Four-year-old transgenders? A unique identity indeed…

Four-year-old transgenders? A unique identity indeed...
After this calamity, can we really rely on Aadhaar numbers Karnataka is touting?

* A four-year-old girl has been stamped a transgender.
* A boy born in 2006 in Haveri has been identified as transgender in his Aadhaar card (number XXX960).
* Yet another seven-year-old boy’s gender in his Aadhaar card (XXX462) is a T, meaning transgender.
* A 15-year-old girl from Yellapura, Uttara Kannada, is also recognised as transgender in her Aadhaar card.

The term ‘transgender’ is defined to convey ‘a person whose self-identity does not conform to conventional notions of male or female gender’. Since it’s difficult to 8fathom a four-year-old grappling with issues of gender identity or a teen choosing option ‘T’, one wonders how the government arrived at such a conclusion.
In fact, the Unique Identification Authority of India (UIDAI), which has compiled the latest data of Aadhaar enrolments in the state, has tagged 406 children between the ages of four and 17 years as transgender. This includes six kids aged five years. Of the five crore-odd populace registered so far, 2,920 transgenders in various age brackets have been brought into the Aadhaar fold. However, the ludicrous botch-up in the ambitious scheme to assign every citizen of India a unique identity by way of a12-digit Aadhaar number with a card containing details of the person raises questions on the credibility of the data.
Fingers are being pointed at data entry operators who have erroneously and callously entered ‘T’ instead of ‘M’ or ‘F’ options (Aadhaar application form has Male, Female and Transgender). Officials blame it on privatisation of enrolments, saying there is no accountability on the part of the vendors to whom work is outsourced. However, when contacted by BM, assistant director general of UIDAI, in-charge of Karnataka, Anjali Ellis Shankar was not aware of the issue. “Unless I see the data, I will not be able to comment. You can check with the technology centre from where the data is uploaded,” she said.
So far, total Aadhaar numbers generated as per UIDAI in Karnataka is 5,05,52,602 vis-a-vis the 2011 census of 6,10,49,446, which means the coverage is 82.81%. This includes 2,920 transgenders. But going by the data available with Bangalore Mirror, the actual number of sexual minorities is now in doubt.
Experts’ views would bear this out too. “Identifying a transgender in the 0 to 4 years age group is just impossible. Even the 5-17 years’ category is not accurate,” says sexual minority activist Akkai Padmashali. According to her, a child becomes aware of his/her gender conflict only by around 10 years.
“I realised my feelings by the time I turned eight years and it took some more years for me to figure I am a girl in a boy’s body. You face so much of conflict in your body about your gender which can only be clear by teenage years.
“Only after 18 years, we allow them in our community. These kind of factual blunders in Aadhaar data send out a wrong signal about the community,” added Padmashali, also the founder member of Ondede, an organisation that works for the uplift of sexual minorities and child rights.

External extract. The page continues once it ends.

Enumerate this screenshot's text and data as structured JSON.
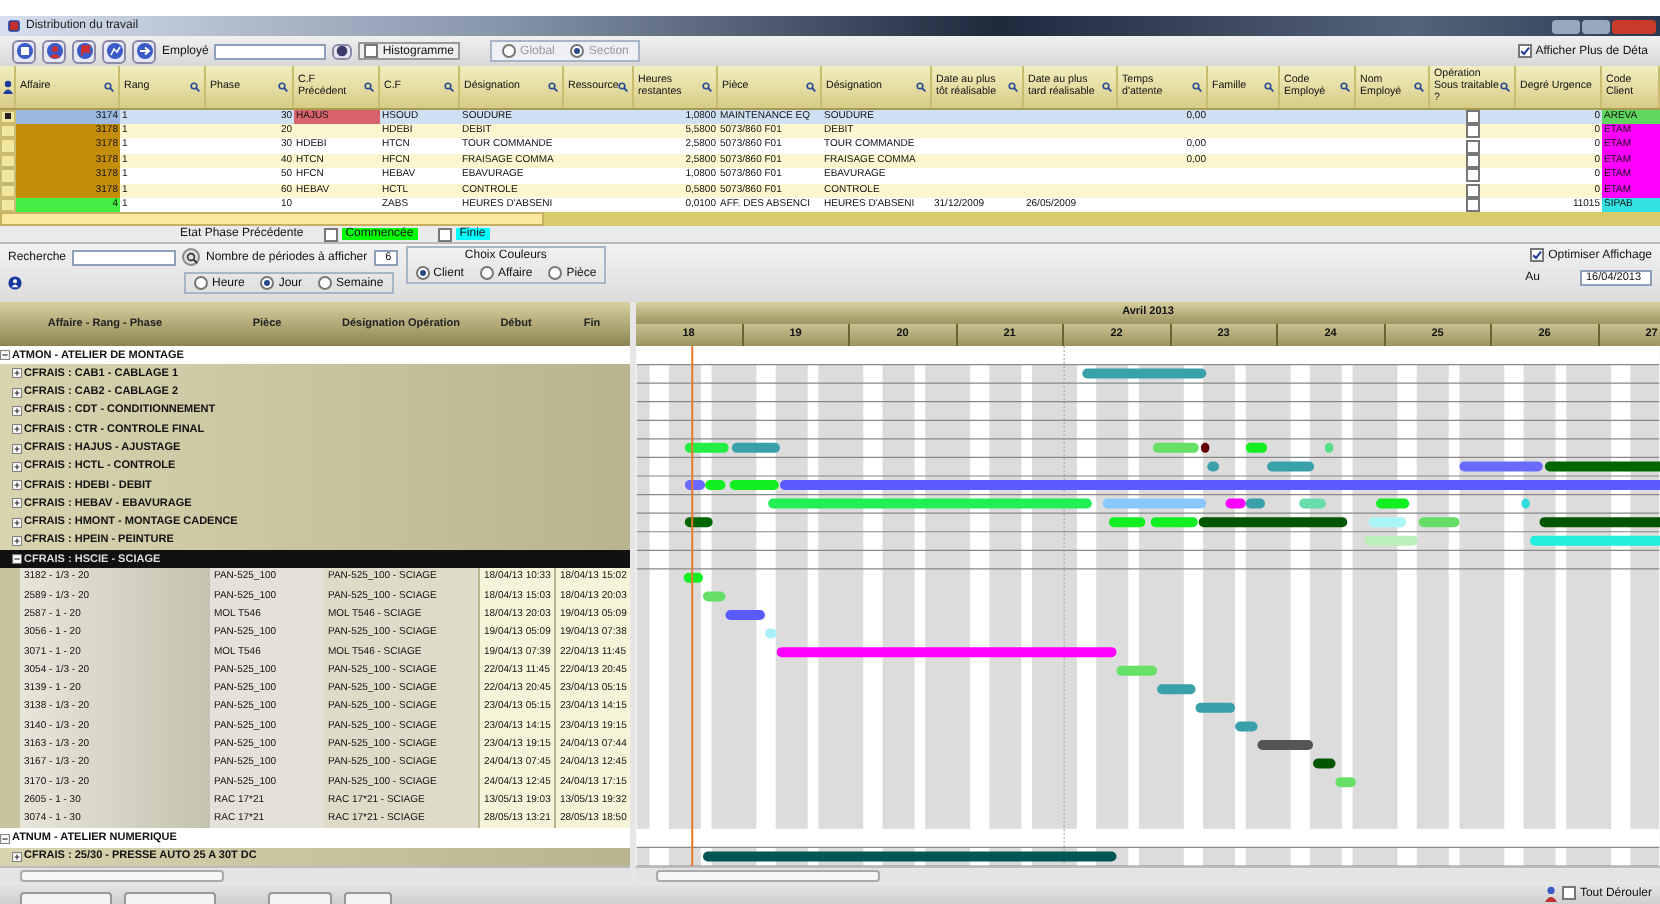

According to Dr S Saldanha, a gynaecologist who treats sexual minorities, her patients in this category are usually between the ages of 18 and 20 years and sometimes even 25 years. “A child can understand the feelings, but without awareness it’s not possible to express. Sexual education, teachers, parents and experts can help in this regard,” says Dr Saldanha.

 

Advertisements